Exact wording is required: give all the records again, minus the pictures.
* * * * * * * * *
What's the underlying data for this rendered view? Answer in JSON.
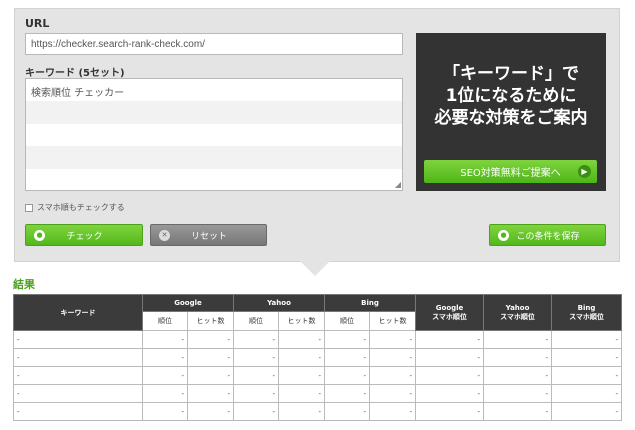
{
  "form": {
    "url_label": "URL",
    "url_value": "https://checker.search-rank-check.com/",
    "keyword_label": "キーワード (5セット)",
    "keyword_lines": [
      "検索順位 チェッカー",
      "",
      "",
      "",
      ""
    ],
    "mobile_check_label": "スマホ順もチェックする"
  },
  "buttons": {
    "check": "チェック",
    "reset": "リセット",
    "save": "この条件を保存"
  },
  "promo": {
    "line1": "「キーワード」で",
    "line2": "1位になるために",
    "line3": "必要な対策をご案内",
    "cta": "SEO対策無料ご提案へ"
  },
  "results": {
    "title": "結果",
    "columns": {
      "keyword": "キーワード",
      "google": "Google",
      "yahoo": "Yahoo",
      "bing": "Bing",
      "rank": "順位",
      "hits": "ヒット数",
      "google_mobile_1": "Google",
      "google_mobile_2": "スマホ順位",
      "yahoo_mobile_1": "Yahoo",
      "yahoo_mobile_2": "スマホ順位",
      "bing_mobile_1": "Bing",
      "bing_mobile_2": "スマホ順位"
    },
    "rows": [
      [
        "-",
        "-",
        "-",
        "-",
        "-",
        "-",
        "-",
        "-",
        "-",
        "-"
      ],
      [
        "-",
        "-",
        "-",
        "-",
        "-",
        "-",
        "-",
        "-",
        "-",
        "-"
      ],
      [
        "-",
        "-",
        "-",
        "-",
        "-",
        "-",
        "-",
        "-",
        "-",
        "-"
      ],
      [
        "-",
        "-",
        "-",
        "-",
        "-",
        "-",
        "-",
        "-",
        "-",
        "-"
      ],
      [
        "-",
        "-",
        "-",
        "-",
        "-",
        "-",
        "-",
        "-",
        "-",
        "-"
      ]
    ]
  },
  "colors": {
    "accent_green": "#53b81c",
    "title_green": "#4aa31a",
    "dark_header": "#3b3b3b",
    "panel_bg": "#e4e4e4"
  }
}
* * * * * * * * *
__Output for this task__:
What's the underlying data for this rendered view? Answer in JSON.
{
  "form": {
    "url_label": "URL",
    "url_value": "https://checker.search-rank-check.com/",
    "keyword_label": "キーワード (5セット)",
    "keyword_lines": [
      "検索順位 チェッカー",
      "",
      "",
      "",
      ""
    ],
    "mobile_check_label": "スマホ順もチェックする"
  },
  "buttons": {
    "check": "チェック",
    "reset": "リセット",
    "save": "この条件を保存"
  },
  "promo": {
    "line1": "「キーワード」で",
    "line2": "1位になるために",
    "line3": "必要な対策をご案内",
    "cta": "SEO対策無料ご提案へ"
  },
  "results": {
    "title": "結果",
    "columns": {
      "keyword": "キーワード",
      "google": "Google",
      "yahoo": "Yahoo",
      "bing": "Bing",
      "rank": "順位",
      "hits": "ヒット数",
      "google_mobile_1": "Google",
      "google_mobile_2": "スマホ順位",
      "yahoo_mobile_1": "Yahoo",
      "yahoo_mobile_2": "スマホ順位",
      "bing_mobile_1": "Bing",
      "bing_mobile_2": "スマホ順位"
    },
    "rows": [
      [
        "-",
        "-",
        "-",
        "-",
        "-",
        "-",
        "-",
        "-",
        "-",
        "-"
      ],
      [
        "-",
        "-",
        "-",
        "-",
        "-",
        "-",
        "-",
        "-",
        "-",
        "-"
      ],
      [
        "-",
        "-",
        "-",
        "-",
        "-",
        "-",
        "-",
        "-",
        "-",
        "-"
      ],
      [
        "-",
        "-",
        "-",
        "-",
        "-",
        "-",
        "-",
        "-",
        "-",
        "-"
      ],
      [
        "-",
        "-",
        "-",
        "-",
        "-",
        "-",
        "-",
        "-",
        "-",
        "-"
      ]
    ]
  },
  "colors": {
    "accent_green": "#53b81c",
    "title_green": "#4aa31a",
    "dark_header": "#3b3b3b",
    "panel_bg": "#e4e4e4"
  }
}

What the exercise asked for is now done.